TORONTO — As family members, friends and strangers braved the rain Tuesday to honour the victims of the Yonge Street van attack, one man stood by the memorial marking the one-year anniversary of the horrific event making sure the flowers laid there looked pretty.
Omar Hassan couldn’t help it.
The 25-year-old student didn’t witness the attack on April 23, 2018, and he didn’t know any of the 10 people killed and 16 others injured when a white rental van plowed into pedestrians along the busy street in north Toronto. But he took it upon himself to keep a growing makeshift memorial that popped up after the attack clean and tidy.
With the help of a few friends, he would spend time every night in Mel Lastman Square making sure flowers and tributes the wind had blown away were back where people had laid them. That went on for 40 days until the impromptu memorial was removed by the city.
“Even in the darkest of times, there’s some light that comes out,” he said. “This tragedy forced the light out.”
That hope and positivity was everywhere Tuesday as dozens of people wrote messages about love and inspiration in chalk on the sidewalk at the site of the attack. Others painted canvases with messages about peace, growth and restoration.
Esther Linetski placed an orange carnation by a temporary plaque. Linetski, who works in the area, said she meant to go out to the square for lunch on the day of the attack but was too busy to escape her office.
“I could have been out here,” she said, fighting back tears. “Thankfully I wasn’t one of the unlucky ones.”
Alek Minassian, now 26, is charged with 10 counts of first-degree murder and 16 counts of attempted murder. He is set to face trial next February.
For the neighbourhood of Willowdale, where the attack took place, the tragedy led to people like Hassan and others banding together to help the community with its healing process.
One woman donated hundreds of flowers so others could place them at two main memorial sites. Another woman came by every day to keep the candles lit and replace the ones that had burned down.
A year later, members of the community hope they can keep that small-town-style spirit going, which can be difficult in a busy city like Toronto.
Jesse James, a longtime community organizer, said he and his family have committed to learning languages spoken in the area in an attempt to further bring the neighbourhood together in the aftermath of the attack.
The 31-year-old had been sitting at a nearby library when last year’s attack took place. After hearing the news from the friend, he went to pick up an 11-year-old boy he was mentoring. As the pair walked home they agreed on one thing — they needed to get everyone together.
They put out a call out to various churches and Christian groups in the area. Seven of them got together that night and eventually started a Facebook group called “We Love Willowdale,” deciding to make music a central theme.
“We framed it as helping turn our cries of sorrow into songs of healing,” said James.

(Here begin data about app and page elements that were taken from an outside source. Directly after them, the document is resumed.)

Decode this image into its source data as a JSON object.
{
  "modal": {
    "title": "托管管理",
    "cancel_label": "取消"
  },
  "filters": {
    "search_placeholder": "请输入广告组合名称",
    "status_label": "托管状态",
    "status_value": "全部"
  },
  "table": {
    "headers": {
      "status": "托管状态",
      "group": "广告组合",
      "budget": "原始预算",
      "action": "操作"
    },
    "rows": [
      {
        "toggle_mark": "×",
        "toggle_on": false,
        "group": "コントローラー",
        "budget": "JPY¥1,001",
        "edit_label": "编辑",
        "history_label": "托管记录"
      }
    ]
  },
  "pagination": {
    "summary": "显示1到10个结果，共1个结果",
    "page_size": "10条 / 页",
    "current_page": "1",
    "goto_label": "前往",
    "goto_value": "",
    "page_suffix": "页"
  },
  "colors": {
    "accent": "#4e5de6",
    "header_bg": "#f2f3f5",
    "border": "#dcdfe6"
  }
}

They asked Melissa Davis, the chair of the music and worship arts department at nearby Tyndale University, to co-ordinate a 100-strong choir that would get together for a vigil in six days. She also organized the choir for the one-year commemoration of the incident.